• _Aim of the task_: Make an exact copy of all the entries below, with the pictures left out.

• _Extracted information_:
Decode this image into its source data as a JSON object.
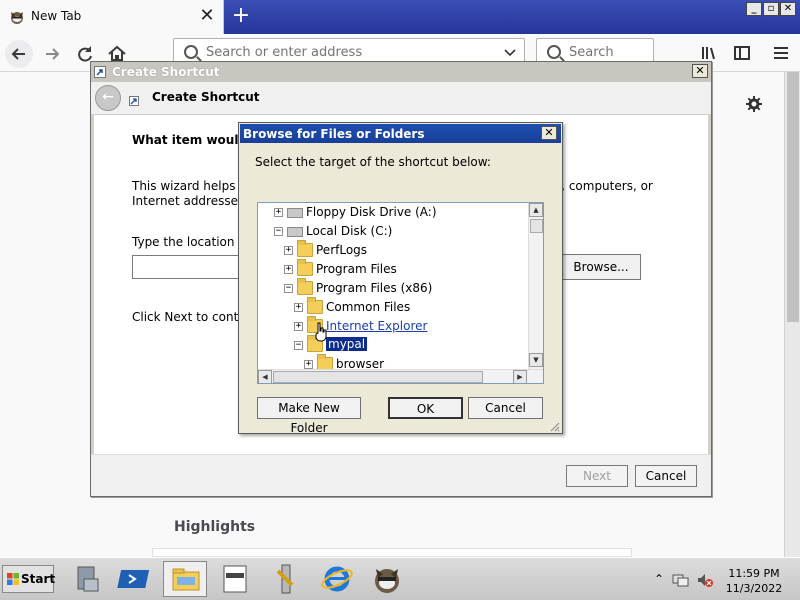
{
  "browser": {
    "tab_title": "New Tab",
    "tab_close": "✕",
    "new_tab": "+",
    "url_placeholder": "Search or enter address",
    "search_placeholder": "Search",
    "window_min": "_",
    "window_max": "▫",
    "window_close": "✕"
  },
  "page": {
    "highlights": "Highlights"
  },
  "wizard": {
    "title": "Create Shortcut",
    "close": "✕",
    "heading": "Create Shortcut",
    "question": "What item would yo",
    "para1": "This wizard helps yo                                                                          rs, computers, or Internet addresses.",
    "para1_left": "This wizard helps yo",
    "para1_right": "rs, computers, or",
    "para1_line2": "Internet addresses.",
    "location_label": "Type the location of",
    "browse_button": "Browse...",
    "next_text": "Click Next to contin",
    "next_button": "Next",
    "cancel_button": "Cancel"
  },
  "browse_dialog": {
    "title": "Browse for Files or Folders",
    "close": "✕",
    "instruction": "Select the target of the shortcut below:",
    "tree": [
      {
        "label": "Floppy Disk Drive (A:)",
        "level": 0,
        "expander": "+",
        "icon": "floppy-drive-icon",
        "style": ""
      },
      {
        "label": "Local Disk (C:)",
        "level": 0,
        "expander": "−",
        "icon": "local-disk-icon",
        "style": ""
      },
      {
        "label": "PerfLogs",
        "level": 1,
        "expander": "+",
        "icon": "folder-icon",
        "style": ""
      },
      {
        "label": "Program Files",
        "level": 1,
        "expander": "+",
        "icon": "folder-icon",
        "style": ""
      },
      {
        "label": "Program Files (x86)",
        "level": 1,
        "expander": "−",
        "icon": "folder-icon",
        "style": ""
      },
      {
        "label": "Common Files",
        "level": 2,
        "expander": "+",
        "icon": "folder-icon",
        "style": ""
      },
      {
        "label": "Internet Explorer",
        "level": 2,
        "expander": "+",
        "icon": "folder-icon",
        "style": "link"
      },
      {
        "label": "mypal",
        "level": 2,
        "expander": "−",
        "icon": "folder-icon",
        "style": "sel"
      },
      {
        "label": "browser",
        "level": 3,
        "expander": "+",
        "icon": "folder-icon",
        "style": ""
      }
    ],
    "make_new_folder": "Make New Folder",
    "ok": "OK",
    "cancel": "Cancel"
  },
  "taskbar": {
    "start": "Start",
    "apps": [
      "server-manager-icon",
      "powershell-icon",
      "file-explorer-icon",
      "notepad-document-icon",
      "tools-icon",
      "internet-explorer-icon",
      "mypal-browser-icon"
    ],
    "active_app": "file-explorer-icon",
    "time": "11:59 PM",
    "date": "11/3/2022",
    "show_hidden": "⌃"
  }
}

• _Answer for the task_:
Decode this image into its source data as a JSON object.
{
  "browser": {
    "tab_title": "New Tab",
    "tab_close": "✕",
    "new_tab": "+",
    "url_placeholder": "Search or enter address",
    "search_placeholder": "Search",
    "window_min": "_",
    "window_max": "▫",
    "window_close": "✕"
  },
  "page": {
    "highlights": "Highlights"
  },
  "wizard": {
    "title": "Create Shortcut",
    "close": "✕",
    "heading": "Create Shortcut",
    "question": "What item would yo",
    "para1": "This wizard helps yo                                                                          rs, computers, or Internet addresses.",
    "para1_left": "This wizard helps yo",
    "para1_right": "rs, computers, or",
    "para1_line2": "Internet addresses.",
    "location_label": "Type the location of",
    "browse_button": "Browse...",
    "next_text": "Click Next to contin",
    "next_button": "Next",
    "cancel_button": "Cancel"
  },
  "browse_dialog": {
    "title": "Browse for Files or Folders",
    "close": "✕",
    "instruction": "Select the target of the shortcut below:",
    "tree": [
      {
        "label": "Floppy Disk Drive (A:)",
        "level": 0,
        "expander": "+",
        "icon": "floppy-drive-icon",
        "style": ""
      },
      {
        "label": "Local Disk (C:)",
        "level": 0,
        "expander": "−",
        "icon": "local-disk-icon",
        "style": ""
      },
      {
        "label": "PerfLogs",
        "level": 1,
        "expander": "+",
        "icon": "folder-icon",
        "style": ""
      },
      {
        "label": "Program Files",
        "level": 1,
        "expander": "+",
        "icon": "folder-icon",
        "style": ""
      },
      {
        "label": "Program Files (x86)",
        "level": 1,
        "expander": "−",
        "icon": "folder-icon",
        "style": ""
      },
      {
        "label": "Common Files",
        "level": 2,
        "expander": "+",
        "icon": "folder-icon",
        "style": ""
      },
      {
        "label": "Internet Explorer",
        "level": 2,
        "expander": "+",
        "icon": "folder-icon",
        "style": "link"
      },
      {
        "label": "mypal",
        "level": 2,
        "expander": "−",
        "icon": "folder-icon",
        "style": "sel"
      },
      {
        "label": "browser",
        "level": 3,
        "expander": "+",
        "icon": "folder-icon",
        "style": ""
      }
    ],
    "make_new_folder": "Make New Folder",
    "ok": "OK",
    "cancel": "Cancel"
  },
  "taskbar": {
    "start": "Start",
    "apps": [
      "server-manager-icon",
      "powershell-icon",
      "file-explorer-icon",
      "notepad-document-icon",
      "tools-icon",
      "internet-explorer-icon",
      "mypal-browser-icon"
    ],
    "active_app": "file-explorer-icon",
    "time": "11:59 PM",
    "date": "11/3/2022",
    "show_hidden": "⌃"
  }
}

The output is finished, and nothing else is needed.